Nike proved to be one of brightest spot in the markets on Thursday after all the major indexes fell significantly. Nike’s price managed to hang on thanks to its fourth quarter and year end results, which beat estimates on the top and bottom lines.
After it reported its earnings, its stock climbed as high as $57.69 during intraday trading. That’s within a few dollars of its 52-week high of $60.33. The beat, and subsequent rise in stock price, made Nike one of the top 10 news gainers on Thursday.
As investors cheered the earnings report, Nike continues to take step to maintain its lead road in the athletic apparel space. These steps should give investors even more to cheer in the long term.
Let’s take a look at its performance so far.
Another quarter, another beat
Nike’s beat of analysts’ estimates was not much of a surprise. That’s because the retailer has made a habit of posting numbers that beat estimates.

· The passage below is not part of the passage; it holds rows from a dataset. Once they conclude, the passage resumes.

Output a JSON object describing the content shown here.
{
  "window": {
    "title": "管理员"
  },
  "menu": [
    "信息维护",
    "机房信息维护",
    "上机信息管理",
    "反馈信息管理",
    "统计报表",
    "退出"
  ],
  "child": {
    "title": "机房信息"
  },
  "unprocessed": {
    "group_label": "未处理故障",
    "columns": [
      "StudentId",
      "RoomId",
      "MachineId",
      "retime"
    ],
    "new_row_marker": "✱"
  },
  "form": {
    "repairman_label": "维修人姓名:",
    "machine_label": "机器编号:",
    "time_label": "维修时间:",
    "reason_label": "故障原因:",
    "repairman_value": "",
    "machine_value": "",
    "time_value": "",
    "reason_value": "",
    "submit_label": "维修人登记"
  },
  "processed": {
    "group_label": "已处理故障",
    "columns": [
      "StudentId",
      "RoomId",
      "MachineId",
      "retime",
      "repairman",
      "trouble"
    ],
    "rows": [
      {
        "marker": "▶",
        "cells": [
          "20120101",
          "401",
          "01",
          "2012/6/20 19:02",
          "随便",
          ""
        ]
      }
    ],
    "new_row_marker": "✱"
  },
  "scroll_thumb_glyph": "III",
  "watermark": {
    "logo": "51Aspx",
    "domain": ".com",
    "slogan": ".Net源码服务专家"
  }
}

For its fourth quarter 2017 results, Nike reported its revenue were up five percent to $8.7 billion. Earnings per share increased $.22 to $.60.

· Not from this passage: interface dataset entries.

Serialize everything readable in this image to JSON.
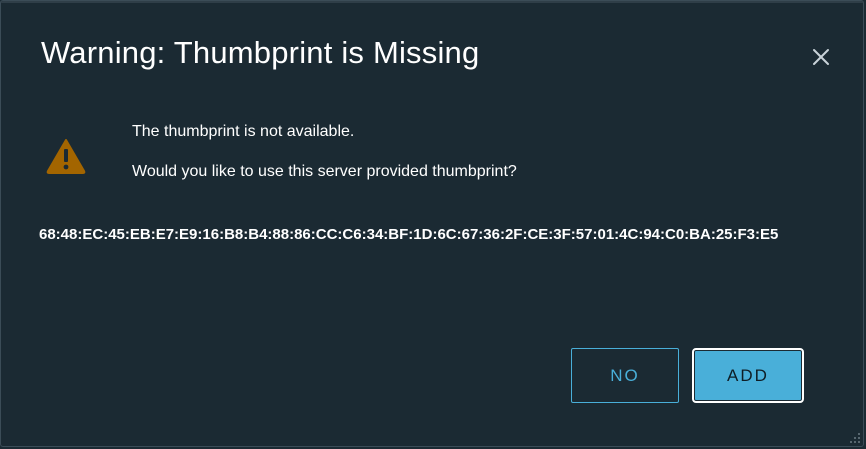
{
  "dialog": {
    "title": "Warning: Thumbprint is Missing",
    "close_icon": "close-icon",
    "warning_icon": "warning-triangle-icon",
    "message_line1": "The thumbprint is not available.",
    "message_line2": "Would you like to use this server provided thumbprint?",
    "thumbprint": "68:48:EC:45:EB:E7:E9:16:B8:B4:88:86:CC:C6:34:BF:1D:6C:67:36:2F:CE:3F:57:01:4C:94:C0:BA:25:F3:E5",
    "no_label": "NO",
    "add_label": "ADD"
  },
  "colors": {
    "background": "#1b2a33",
    "accent": "#49afd9",
    "warning": "#a36500",
    "text": "#ffffff"
  }
}
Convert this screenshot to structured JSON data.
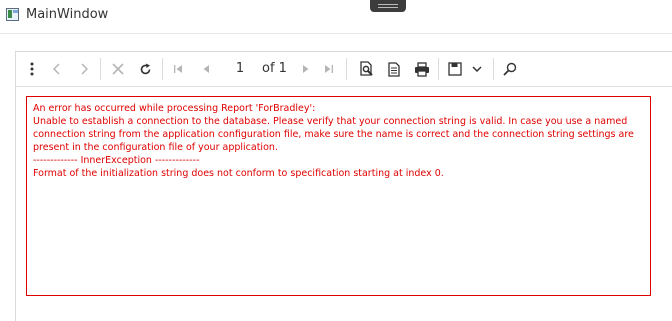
{
  "window": {
    "title": "MainWindow"
  },
  "toolbar": {
    "current_page": "1",
    "of_label": "of",
    "total_pages": "1",
    "icons": [
      "more-icon",
      "back-icon",
      "forward-icon",
      "stop-icon",
      "refresh-icon",
      "first-page-icon",
      "previous-page-icon",
      "next-page-icon",
      "last-page-icon",
      "print-preview-icon",
      "page-setup-icon",
      "print-icon",
      "save-icon",
      "save-dropdown-icon",
      "find-icon"
    ]
  },
  "report": {
    "error_lines": [
      "An error has occurred while processing Report 'ForBradley':",
      "Unable to establish a connection to the database. Please verify that your connection string is valid. In case you use a named connection string from the application configuration file, make sure the name is correct and the connection string settings are present in the configuration file of your application.",
      "------------- InnerException -------------",
      "Format of the initialization string does not conform to specification starting at index 0."
    ]
  },
  "colors": {
    "error": "#e00000",
    "toolbar_icon": "#333333",
    "toolbar_icon_disabled": "#b5b5b5"
  }
}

For the full fiscal 2017, Nike’s revenues were up six percent to roughly $34 billion.
Improving margins and sales
While Nike managed to beat earnings and revenue estimates again, its margins continue to show they are under pressure. For the quarter, its gross margin fell 180 basis points to 44.1%.

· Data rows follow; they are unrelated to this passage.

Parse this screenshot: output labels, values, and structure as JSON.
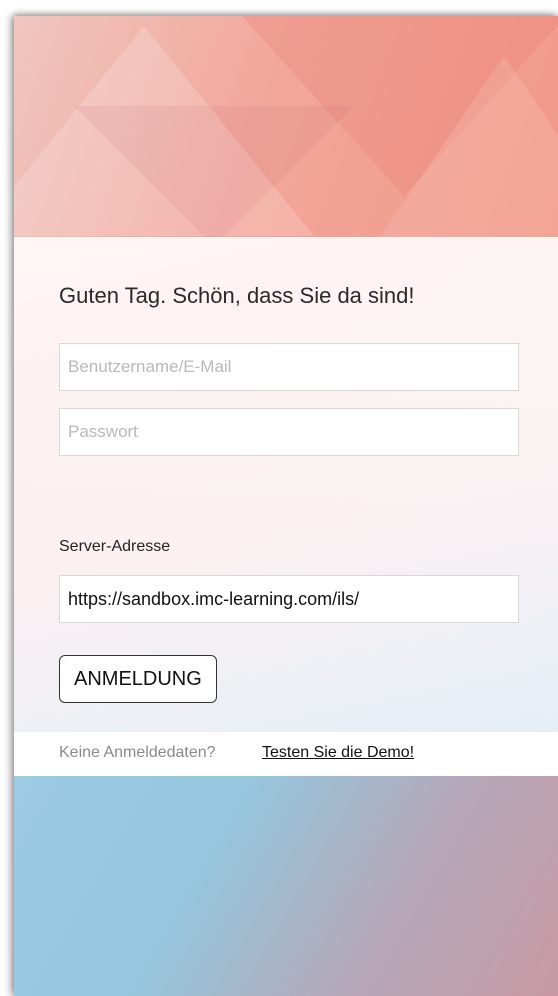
{
  "login": {
    "greeting": "Guten Tag. Schön, dass Sie da sind!",
    "username_placeholder": "Benutzername/E-Mail",
    "password_placeholder": "Passwort",
    "server_label": "Server-Adresse",
    "server_value": "https://sandbox.imc-learning.com/ils/",
    "submit_label": "ANMELDUNG"
  },
  "demo": {
    "prompt": "Keine Anmeldedaten?",
    "link": "Testen Sie die Demo!"
  },
  "colors": {
    "hero_coral": "#f29887",
    "bottom_blue": "#95c7de",
    "placeholder_gray": "#b9b9b9"
  }
}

The company charged the decline was due to “unfavorable changes in foreign currency exchange rates and higher product costs.”
Given that investors are growing tired of the continued gross margin declines, Nike has taken several steps. It is in the midst of a transformation that can position it well to grow its profits significantly over the next few years.
For example, it is cutting two percent of its workforce, which amounts to about 1,500 people. Nike is also doing some consolidating. It is reducing the number of its divisions to four from six.
Portfolio manager Jim Cramer had this to say about the workforce cuts:
“Nike may have realized that it got bloated and is taking radical action, so that will drive the stock down but will later drive it up.” Furthermore, while Nike CEO Mark Parker may be struggling today, “he won’t stay struggling.”
In 2016, Nike announced an ambitious plan to reach $50 billion in sales by 2020. Part of that plan entails focusing on about a dozen cities around the world that have the best potential to helping Nike grow its core brands.
Nike has identified a dozen cities around the world that it sees as key in helping it reach its sales goals through 2020.
Nike’s full footlocker
When it comes to ways to boost its profits, Nike benefits from having several strong revenue producers in its footlocker. This includes its basketball line. In fact, its Michael Jordan line continues to do very well.
In 2017, the line brought in about $3 billion in wholesale revenue. That represented an increase of 13% over the 2016. The Jordan brand was Nike’s fastest growing line for 2017.
Also in Nike’s footlocker is a newly-reached agreement with online giant Amazon. This is beneficial for Nike because it allows it to focus on selling directly to consumers, instead via wholesale.
To consider about Nike
As it maps out its future, Nike must also contend with its chief rivals – Adidas (ADDYY) and Under Armour (UAA). For at least the past two years, these competitors have gained more market share, encroaching on Nike’s turf.
Nike’s report comes on the heels of a few analyst actions in June. Telsey Advisory Group reiterated its ‘outperform’ rating on the stock. However, it lowered its price target to $62 from $66. Prior to Telsey’s action, JP Morgan lowered its rating on Nike to ‘neutral’ from ‘overweight.’
Nike offers a dividend, and is showing no signs of slowing its share buyback program. At this point, it’s a long-term play.